reviewer avatar

A Review by Wuchak 7

Written by Wuchak on 2018-08-27

Roger Moore’s fun and colorful debut as 007 Agent 007 (Roger Moore) travels from Harlem to the Caribbean to Louisiana to stop a black heroin mogul (Yaphet Kotto) fortified with a multifarious orga...

read more
reviewer avatar

A Review by GenerationofSwine 10

Written by GenerationofSwine on 2023-01-11

By my clock, this era started with Diamonds are Forever... the era of the Silly Bond. But Diamonds are Forever was a Connery Bond and it kind of sucked because of it. So... Live and Let Die is t...

read more
reviewer avatar

A Review by drystyx 7

Written by drystyx on 2023-04-04

This 007 film aged very well. 007 follows in the footsteps of three prior agents who were assassinated. There's a lot of "jive" in this one, since this is the one where the villain is black, and he ...
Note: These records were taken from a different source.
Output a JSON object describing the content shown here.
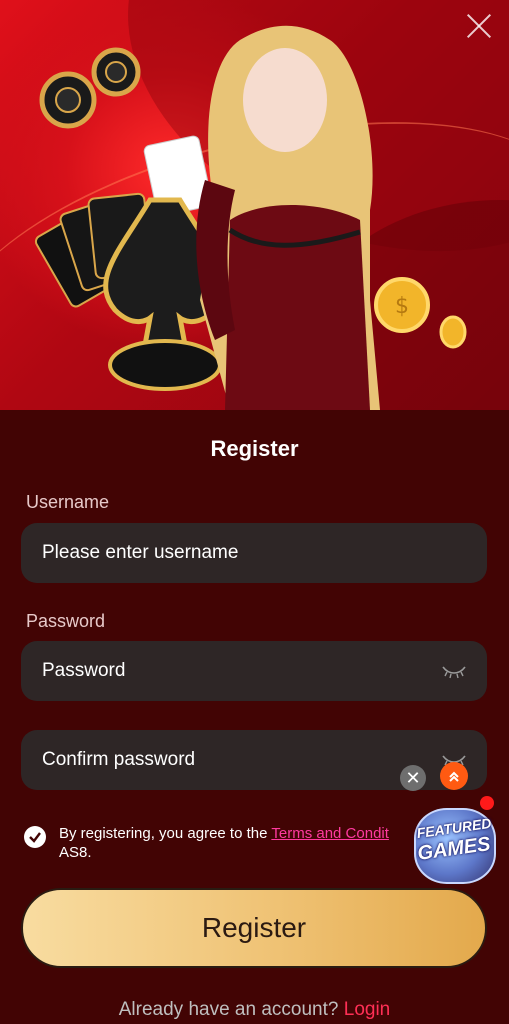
{
  "modal": {
    "close_label": "×"
  },
  "form": {
    "title": "Register",
    "username_label": "Username",
    "username_placeholder": "Please enter username",
    "password_label": "Password",
    "password_placeholder": "Password",
    "confirm_placeholder": "Confirm password",
    "agree_prefix": "By registering, you agree to the ",
    "terms_link": "Terms and Condit",
    "agree_suffix": " AS8.",
    "register_button": "Register",
    "have_account": "Already have an account? ",
    "login_link": "Login"
  },
  "widget": {
    "featured_line1": "FEATURED",
    "featured_line2": "GAMES"
  },
  "colors": {
    "accent": "#ff2f55",
    "terms": "#ff3aa0",
    "panel_bg": "#420404",
    "field_bg": "#2e2626",
    "button_gold": "#efc274"
  },
  "icons": [
    "close-icon",
    "eye-closed-icon",
    "checkbox-checked-icon",
    "chevron-up-icon"
  ]
}
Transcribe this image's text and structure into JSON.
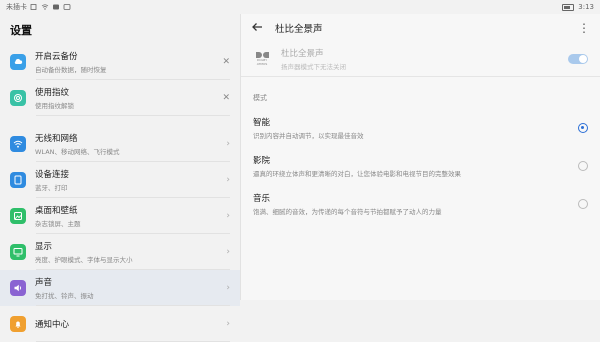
{
  "status": {
    "carrier": "未插卡",
    "time": "3:13"
  },
  "left": {
    "title": "设置",
    "items": [
      {
        "name": "cloud-backup",
        "label": "开启云备份",
        "sub": "自动备份数据，随时恢复",
        "icon": "cloud-icon",
        "color": "#3aa0e8",
        "action": "close"
      },
      {
        "name": "fingerprint",
        "label": "使用指纹",
        "sub": "使用指纹解锁",
        "icon": "fingerprint-icon",
        "color": "#39c2a6",
        "action": "close"
      },
      {
        "name": "wireless",
        "label": "无线和网络",
        "sub": "WLAN、移动网络、飞行模式",
        "icon": "wifi-icon",
        "color": "#2f8be0",
        "action": "chevron"
      },
      {
        "name": "device-connect",
        "label": "设备连接",
        "sub": "蓝牙、打印",
        "icon": "device-icon",
        "color": "#2f8be0",
        "action": "chevron"
      },
      {
        "name": "desktop-wallpaper",
        "label": "桌面和壁纸",
        "sub": "杂志锁屏、主题",
        "icon": "wallpaper-icon",
        "color": "#2fbf6a",
        "action": "chevron"
      },
      {
        "name": "display",
        "label": "显示",
        "sub": "亮度、护眼模式、字体与显示大小",
        "icon": "display-icon",
        "color": "#2fbf6a",
        "action": "chevron"
      },
      {
        "name": "sound",
        "label": "声音",
        "sub": "免打扰、铃声、振动",
        "icon": "speaker-icon",
        "color": "#8a63d2",
        "action": "chevron",
        "selected": true
      },
      {
        "name": "notification",
        "label": "通知中心",
        "sub": "",
        "icon": "bell-icon",
        "color": "#f0a030",
        "action": "chevron"
      }
    ]
  },
  "right": {
    "title": "杜比全景声",
    "dolby": {
      "logo_top": "DOLBY",
      "logo_bottom": "ATMOS",
      "label": "杜比全景声",
      "sub": "扬声器模式下无法关闭"
    },
    "mode_label": "模式",
    "modes": [
      {
        "label": "智能",
        "sub": "识别内容并自动调节，以实现最佳音效",
        "selected": true
      },
      {
        "label": "影院",
        "sub": "逼真的环绕立体声和更清晰的对白，让您体验电影和电视节目的完整效果",
        "selected": false
      },
      {
        "label": "音乐",
        "sub": "饱满、细腻的音效，为传递的每个音符与节拍都赋予了动人的力量",
        "selected": false
      }
    ]
  },
  "colors": {
    "accent": "#2c6fd6",
    "toggle": "#a9c9ec"
  }
}
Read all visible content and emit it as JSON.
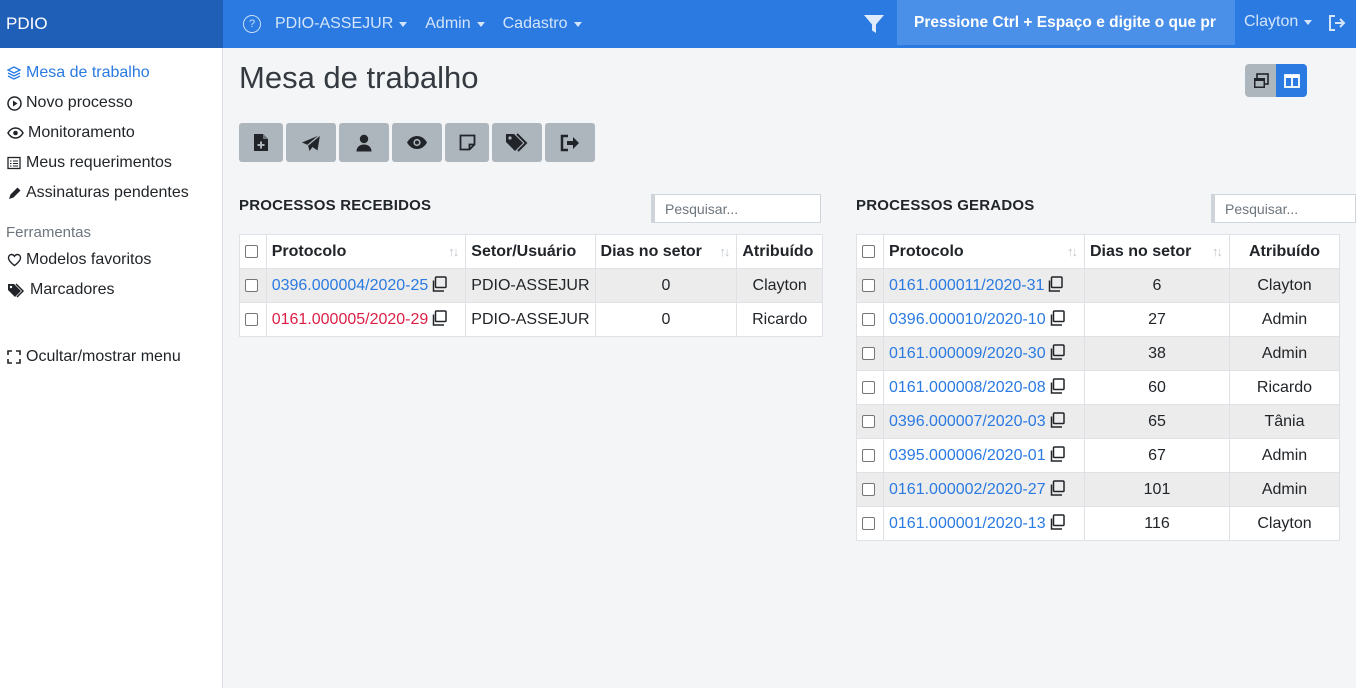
{
  "app": {
    "brand": "PDIO"
  },
  "topnav": {
    "items": [
      {
        "label": "PDIO-ASSEJUR"
      },
      {
        "label": "Admin"
      },
      {
        "label": "Cadastro"
      }
    ],
    "search_text": "Pressione Ctrl + Espaço e digite o que pr",
    "user": "Clayton"
  },
  "sidebar": {
    "items": [
      {
        "label": "Mesa de trabalho"
      },
      {
        "label": "Novo processo"
      },
      {
        "label": "Monitoramento"
      },
      {
        "label": "Meus requerimentos"
      },
      {
        "label": "Assinaturas pendentes"
      }
    ],
    "tools_heading": "Ferramentas",
    "tools": [
      {
        "label": "Modelos favoritos"
      },
      {
        "label": "Marcadores"
      }
    ],
    "toggle_label": "Ocultar/mostrar menu"
  },
  "main": {
    "title": "Mesa de trabalho",
    "received": {
      "title": "PROCESSOS RECEBIDOS",
      "search_placeholder": "Pesquisar...",
      "headers": [
        "Protocolo",
        "Setor/Usuário",
        "Dias no setor",
        "Atribuído"
      ],
      "rows": [
        {
          "protocol": "0396.000004/2020-25",
          "sector": "PDIO-ASSEJUR",
          "days": "0",
          "assignee": "Clayton"
        },
        {
          "protocol": "0161.000005/2020-29",
          "sector": "PDIO-ASSEJUR",
          "days": "0",
          "assignee": "Ricardo"
        }
      ]
    },
    "generated": {
      "title": "PROCESSOS GERADOS",
      "search_placeholder": "Pesquisar...",
      "headers": [
        "Protocolo",
        "Dias no setor",
        "Atribuído"
      ],
      "rows": [
        {
          "protocol": "0161.000011/2020-31",
          "days": "6",
          "assignee": "Clayton"
        },
        {
          "protocol": "0396.000010/2020-10",
          "days": "27",
          "assignee": "Admin"
        },
        {
          "protocol": "0161.000009/2020-30",
          "days": "38",
          "assignee": "Admin"
        },
        {
          "protocol": "0161.000008/2020-08",
          "days": "60",
          "assignee": "Ricardo"
        },
        {
          "protocol": "0396.000007/2020-03",
          "days": "65",
          "assignee": "Tânia"
        },
        {
          "protocol": "0395.000006/2020-01",
          "days": "67",
          "assignee": "Admin"
        },
        {
          "protocol": "0161.000002/2020-27",
          "days": "101",
          "assignee": "Admin"
        },
        {
          "protocol": "0161.000001/2020-13",
          "days": "116",
          "assignee": "Clayton"
        }
      ]
    }
  },
  "colors": {
    "primary": "#2a7ae2",
    "brand_bg": "#1f5fb8",
    "alert_link": "#dc1f45",
    "toolbar_btn": "#adb5bd"
  },
  "icons": {
    "toolbar": [
      "file-plus-icon",
      "paper-plane-icon",
      "user-icon",
      "eye-icon",
      "sticky-note-icon",
      "tags-icon",
      "sign-out-icon"
    ]
  }
}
read more
reviewer avatar

A Review by Geronimo1967 7

Written by Geronimo1967 on 2023-05-27

When I first watched this opening outing for Roger Moore in the "007" role, I wasn't very impressed. Now, when I watch it though, I appreciate more the sophisticated and subtle approach that the star ...

read more